Price tag aside, one of the biggest obstacles to the success of AUKUS is export controls. Stakeholders in all three AUKUS countries are increasingly concerned that the United States International Traffic in Arms Regulations (ITAR) present a significant challenge to the timely sharing of equipment, information, and technology between the three countries. These challenges are not new, but the stakes have never been higher. Realising the full potential of AUKUS hinges on timely ITAR reform. Indeed, ITAR reform is essential to the delivery of Australia’s nuclear-powered submarines under AUKUS Pillar I and fostering genuinely trilateral collaboration on advanced capabilities under AUKUS Pillar II.
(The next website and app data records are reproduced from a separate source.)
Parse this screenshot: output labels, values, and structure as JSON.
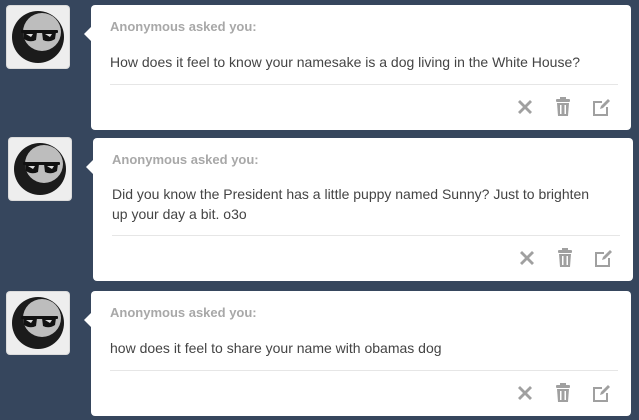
{
  "messages": [
    {
      "asker": "Anonymous asked you:",
      "question": "How does it feel to know your namesake is a dog living in the White House?",
      "actions": {
        "delete_icon": "close-x-icon",
        "trash_icon": "trash-icon",
        "edit_icon": "edit-icon"
      }
    },
    {
      "asker": "Anonymous asked you:",
      "question": "Did you know the President has a little puppy named Sunny? Just to brighten\nup your day a bit. o3o",
      "actions": {
        "delete_icon": "close-x-icon",
        "trash_icon": "trash-icon",
        "edit_icon": "edit-icon"
      }
    },
    {
      "asker": "Anonymous asked you:",
      "question": "how does it feel to share your name with obamas dog",
      "actions": {
        "delete_icon": "close-x-icon",
        "trash_icon": "trash-icon",
        "edit_icon": "edit-icon"
      }
    }
  ],
  "colors": {
    "background": "#36465d",
    "card": "#ffffff",
    "asker_text": "#a8a8a8",
    "question_text": "#444444",
    "icon": "#a0a0a0"
  }
}
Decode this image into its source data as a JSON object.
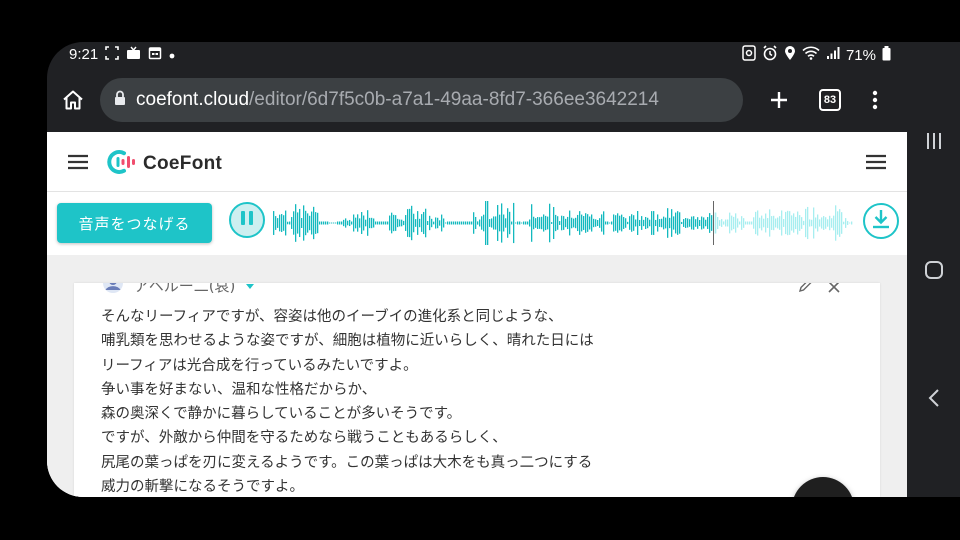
{
  "status_bar": {
    "time": "9:21",
    "battery_percent": "71%"
  },
  "browser": {
    "url_host": "coefont.cloud",
    "url_path": "/editor/6d7f5c0b-a7a1-49aa-8fd7-366ee3642214",
    "tab_count": "83"
  },
  "app": {
    "brand": "CoeFont",
    "brand_color": "#1ec4c8",
    "connect_button": "音声をつなげる",
    "speaker_name": "アヘルー二(哀)",
    "text_lines": [
      "そんなリーフィアですが、容姿は他のイーブイの進化系と同じような、",
      "哺乳類を思わせるような姿ですが、細胞は植物に近いらしく、晴れた日には",
      "リーフィアは光合成を行っているみたいですよ。",
      "争い事を好まない、温和な性格だからか、",
      "森の奥深くで静かに暮らしていることが多いそうです。",
      "ですが、外敵から仲間を守るためなら戦うこともあるらしく、",
      "尻尾の葉っぱを刃に変えるようです。この葉っぱは大木をも真っ二つにする",
      "威力の斬撃になるそうですよ。"
    ],
    "help_button": "?"
  }
}
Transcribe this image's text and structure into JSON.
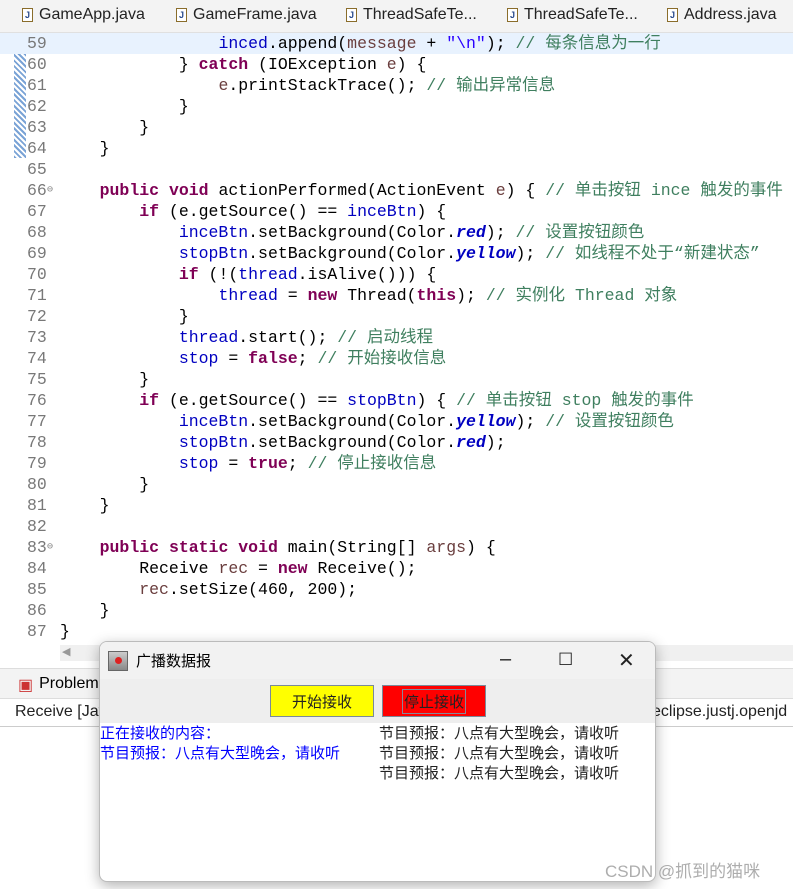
{
  "tabs": [
    "GameApp.java",
    "GameFrame.java",
    "ThreadSafeTe...",
    "ThreadSafeTe...",
    "Address.java"
  ],
  "code": [
    {
      "n": "59",
      "t": [
        [
          "                ",
          "p"
        ],
        [
          "inced",
          "f"
        ],
        [
          ".append(",
          "p"
        ],
        [
          "message",
          "v"
        ],
        [
          " + ",
          "p"
        ],
        [
          "\"\\n\"",
          "s"
        ],
        [
          "); ",
          "p"
        ],
        [
          "// 每条信息为一行",
          "c"
        ]
      ]
    },
    {
      "n": "60",
      "t": [
        [
          "            } ",
          "p"
        ],
        [
          "catch",
          "k"
        ],
        [
          " (IOException ",
          "p"
        ],
        [
          "e",
          "v"
        ],
        [
          ") {",
          "p"
        ]
      ]
    },
    {
      "n": "61",
      "t": [
        [
          "                ",
          "p"
        ],
        [
          "e",
          "v"
        ],
        [
          ".printStackTrace(); ",
          "p"
        ],
        [
          "// 输出异常信息",
          "c"
        ]
      ]
    },
    {
      "n": "62",
      "t": [
        [
          "            }",
          "p"
        ]
      ]
    },
    {
      "n": "63",
      "t": [
        [
          "        }",
          "p"
        ]
      ]
    },
    {
      "n": "64",
      "t": [
        [
          "    }",
          "p"
        ]
      ]
    },
    {
      "n": "65",
      "t": []
    },
    {
      "n": "66",
      "t": [
        [
          "    ",
          "p"
        ],
        [
          "public",
          "k"
        ],
        [
          " ",
          "p"
        ],
        [
          "void",
          "k"
        ],
        [
          " actionPerformed(ActionEvent ",
          "p"
        ],
        [
          "e",
          "v"
        ],
        [
          ") { ",
          "p"
        ],
        [
          "// 单击按钮 ince 触发的事件",
          "c"
        ]
      ]
    },
    {
      "n": "67",
      "t": [
        [
          "        ",
          "p"
        ],
        [
          "if",
          "k"
        ],
        [
          " (e.getSource() == ",
          "p"
        ],
        [
          "inceBtn",
          "f"
        ],
        [
          ") {",
          "p"
        ]
      ]
    },
    {
      "n": "68",
      "t": [
        [
          "            ",
          "p"
        ],
        [
          "inceBtn",
          "f"
        ],
        [
          ".setBackground(Color.",
          "p"
        ],
        [
          "red",
          "st"
        ],
        [
          "); ",
          "p"
        ],
        [
          "// 设置按钮颜色",
          "c"
        ]
      ]
    },
    {
      "n": "69",
      "t": [
        [
          "            ",
          "p"
        ],
        [
          "stopBtn",
          "f"
        ],
        [
          ".setBackground(Color.",
          "p"
        ],
        [
          "yellow",
          "st"
        ],
        [
          "); ",
          "p"
        ],
        [
          "// 如线程不处于“新建状态”",
          "c"
        ]
      ]
    },
    {
      "n": "70",
      "t": [
        [
          "            ",
          "p"
        ],
        [
          "if",
          "k"
        ],
        [
          " (!(",
          "p"
        ],
        [
          "thread",
          "f"
        ],
        [
          ".isAlive())) {",
          "p"
        ]
      ]
    },
    {
      "n": "71",
      "t": [
        [
          "                ",
          "p"
        ],
        [
          "thread",
          "f"
        ],
        [
          " = ",
          "p"
        ],
        [
          "new",
          "k"
        ],
        [
          " Thread(",
          "p"
        ],
        [
          "this",
          "k"
        ],
        [
          "); ",
          "p"
        ],
        [
          "// 实例化 Thread 对象",
          "c"
        ]
      ]
    },
    {
      "n": "72",
      "t": [
        [
          "            }",
          "p"
        ]
      ]
    },
    {
      "n": "73",
      "t": [
        [
          "            ",
          "p"
        ],
        [
          "thread",
          "f"
        ],
        [
          ".start(); ",
          "p"
        ],
        [
          "// 启动线程",
          "c"
        ]
      ]
    },
    {
      "n": "74",
      "t": [
        [
          "            ",
          "p"
        ],
        [
          "stop",
          "f"
        ],
        [
          " = ",
          "p"
        ],
        [
          "false",
          "k"
        ],
        [
          "; ",
          "p"
        ],
        [
          "// 开始接收信息",
          "c"
        ]
      ]
    },
    {
      "n": "75",
      "t": [
        [
          "        }",
          "p"
        ]
      ]
    },
    {
      "n": "76",
      "t": [
        [
          "        ",
          "p"
        ],
        [
          "if",
          "k"
        ],
        [
          " (e.getSource() == ",
          "p"
        ],
        [
          "stopBtn",
          "f"
        ],
        [
          ") { ",
          "p"
        ],
        [
          "// 单击按钮 stop 触发的事件",
          "c"
        ]
      ]
    },
    {
      "n": "77",
      "t": [
        [
          "            ",
          "p"
        ],
        [
          "inceBtn",
          "f"
        ],
        [
          ".setBackground(Color.",
          "p"
        ],
        [
          "yellow",
          "st"
        ],
        [
          "); ",
          "p"
        ],
        [
          "// 设置按钮颜色",
          "c"
        ]
      ]
    },
    {
      "n": "78",
      "t": [
        [
          "            ",
          "p"
        ],
        [
          "stopBtn",
          "f"
        ],
        [
          ".setBackground(Color.",
          "p"
        ],
        [
          "red",
          "st"
        ],
        [
          ");",
          "p"
        ]
      ]
    },
    {
      "n": "79",
      "t": [
        [
          "            ",
          "p"
        ],
        [
          "stop",
          "f"
        ],
        [
          " = ",
          "p"
        ],
        [
          "true",
          "k"
        ],
        [
          "; ",
          "p"
        ],
        [
          "// 停止接收信息",
          "c"
        ]
      ]
    },
    {
      "n": "80",
      "t": [
        [
          "        }",
          "p"
        ]
      ]
    },
    {
      "n": "81",
      "t": [
        [
          "    }",
          "p"
        ]
      ]
    },
    {
      "n": "82",
      "t": []
    },
    {
      "n": "83",
      "t": [
        [
          "    ",
          "p"
        ],
        [
          "public",
          "k"
        ],
        [
          " ",
          "p"
        ],
        [
          "static",
          "k"
        ],
        [
          " ",
          "p"
        ],
        [
          "void",
          "k"
        ],
        [
          " main(String[] ",
          "p"
        ],
        [
          "args",
          "v"
        ],
        [
          ") {",
          "p"
        ]
      ]
    },
    {
      "n": "84",
      "t": [
        [
          "        Receive ",
          "p"
        ],
        [
          "rec",
          "v"
        ],
        [
          " = ",
          "p"
        ],
        [
          "new",
          "k"
        ],
        [
          " Receive();",
          "p"
        ]
      ]
    },
    {
      "n": "85",
      "t": [
        [
          "        ",
          "p"
        ],
        [
          "rec",
          "v"
        ],
        [
          ".setSize(460, 200);",
          "p"
        ]
      ]
    },
    {
      "n": "86",
      "t": [
        [
          "    }",
          "p"
        ]
      ]
    },
    {
      "n": "87",
      "t": [
        [
          "}",
          "p"
        ]
      ]
    }
  ],
  "bottom": {
    "tab": "Problem",
    "console_title": "Receive [Jav",
    "console_right": "eclipse.justj.openjd"
  },
  "dialog": {
    "title": "广播数据报",
    "start_label": "开始接收",
    "stop_label": "停止接收",
    "left_lines": [
      "正在接收的内容：",
      "节目预报：八点有大型晚会，请收听"
    ],
    "right_lines": [
      "节目预报：八点有大型晚会，请收听",
      "节目预报：八点有大型晚会，请收听",
      "节目预报：八点有大型晚会，请收听"
    ],
    "start_color": "#ffff00",
    "stop_color": "#ff0000"
  },
  "watermark": "CSDN @抓到的猫咪"
}
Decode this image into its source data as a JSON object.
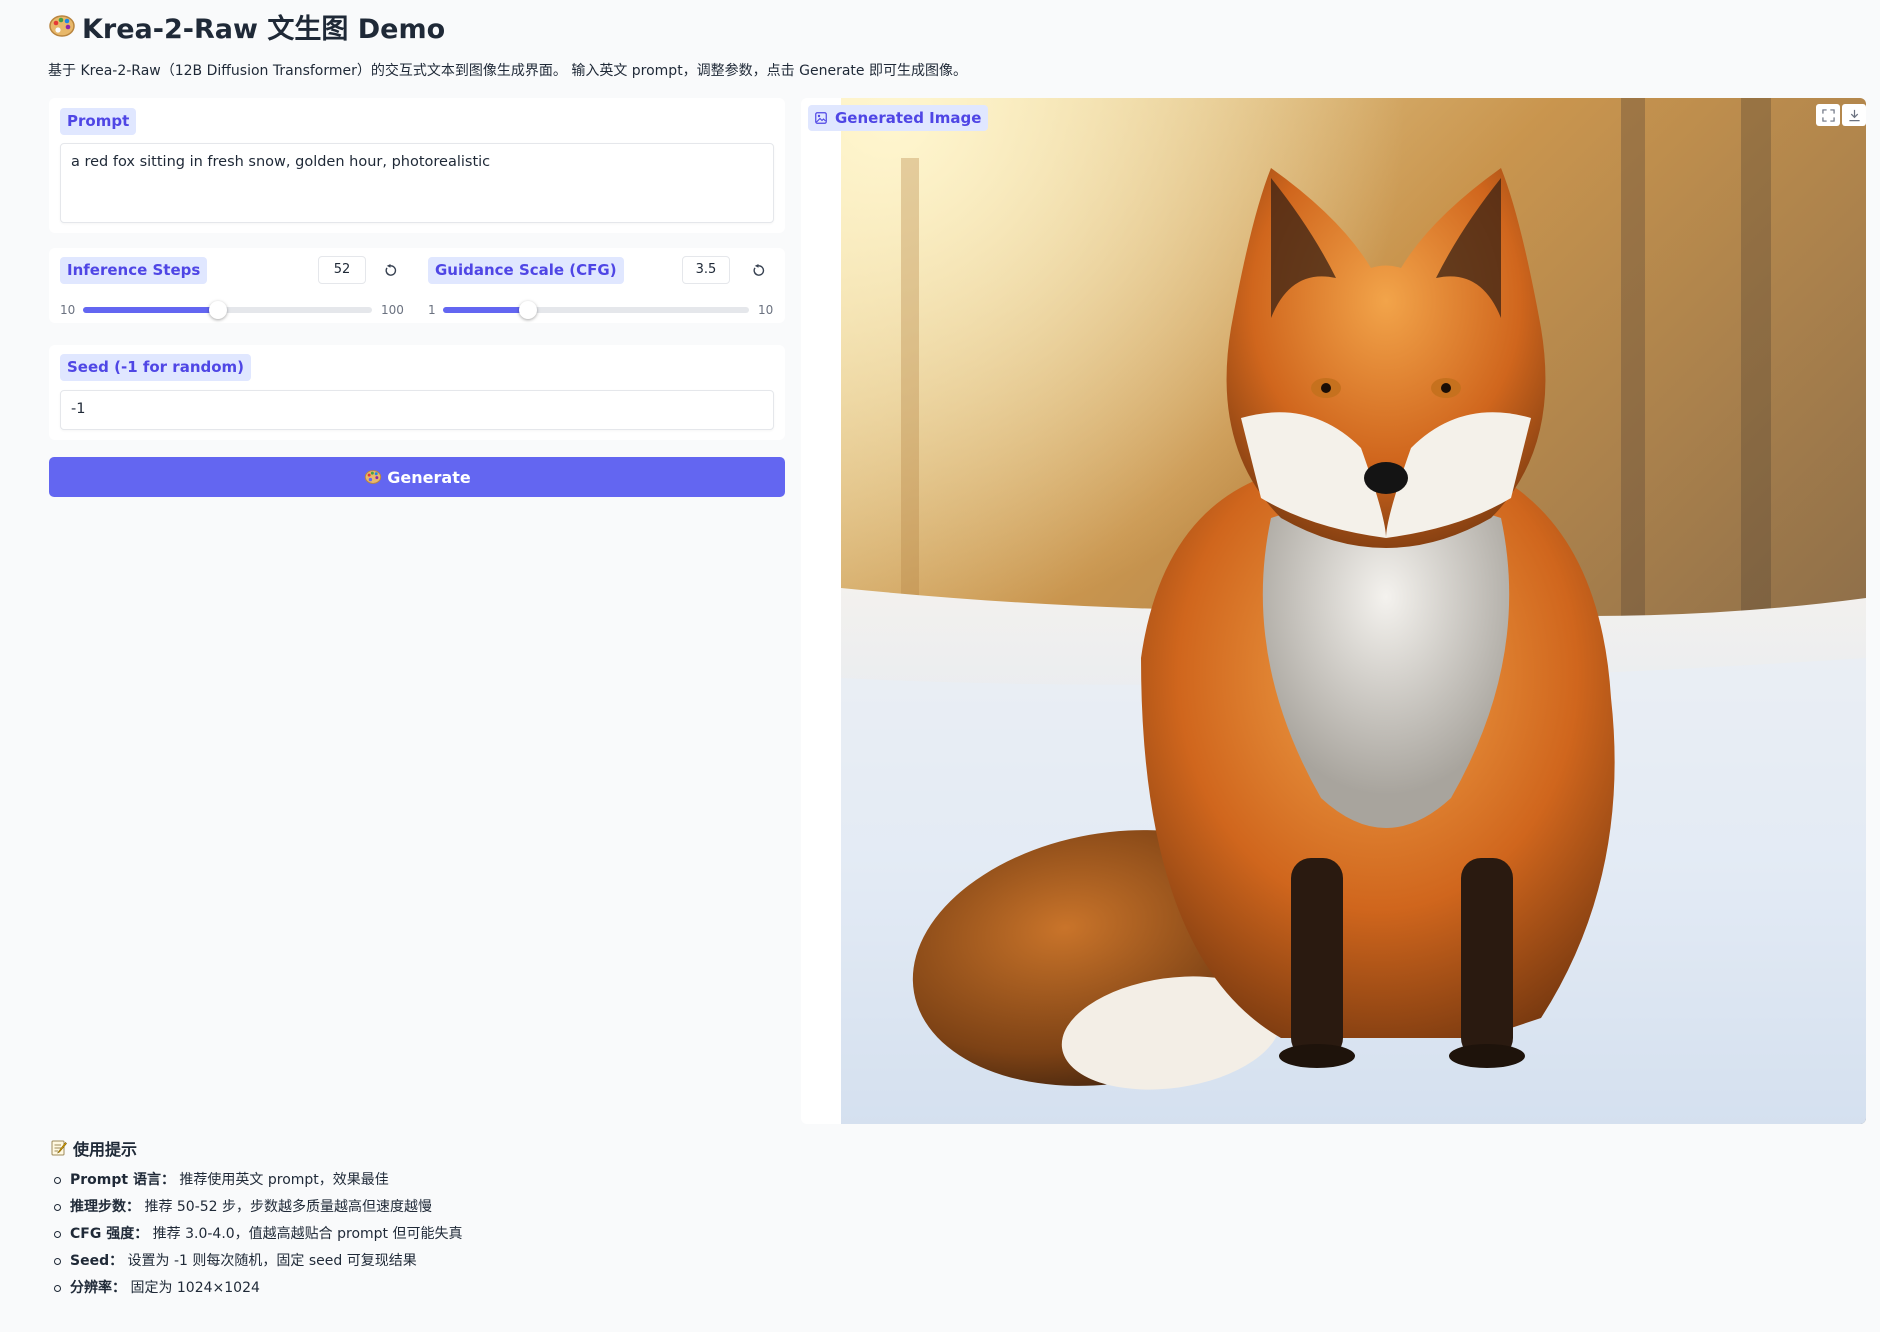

How might ITAR provisions hamper the implementation of the AUKUS agreement? Why did previous efforts to reform US export controls for Australia and the United Kingdom fall short? What sorts of revisions are being considered across the US system? Is the best route to enduring ITAR reform through legislative action or an executive order?

In a report released prior to this webinar, non-resident fellow at the American Enterprise Institute, Dr William Greenwalt and USSC Research Fellow in the Foreign Policy and Defence program Tom Corben tackled these questions and provided a roadmap towards reforming ITAR to realise the full potential of AUKUS. The Centre hosted a webinar with the authors, along with USSC non-resident fellow Jennifer Jackett, for a discussion on reforming US export controls to realise the potential of AUKUS.


  • Dr William Greenwalt
    Dr William Greenwalt
    Non-Resident Senior Fellow, American Enterprise Institute

    Dr William C. Greenwalt is a Non-Resident Senior Fellow at the American Enterprise Institute (AEI) where he focuses on the expansion of America’s defence industrial base, technology-transfer reform, defence acquisition and procurement reform, technology policy and innovation, and the civil-military integration of US and allied commercial and defence industrial bases.

  • Tom Corben
    Tom Corben
    Research Fellow, Foreign Policy and Defence, United States Studies Centre

    Tom Corben is a Research Fellow in the Foreign Policy and Defence Program at the United States Studies Centre, where he works on US Indo-Pacific Strategy, regional strategic dynamics, defence industry and technology issues, and alliance modernisation trends.

  • Jennifer Jackett
    Jennifer Jackett
    Non-Resident Fellow, Foreign Policy and Defence Program, United States Studies Centre

    Jennifer Jackett is a Non-Resident Fellow in the Foreign Policy and Defence Program at the United States Studies Centre.

The Foreign Policy and Defence Program receives funding support from the following partners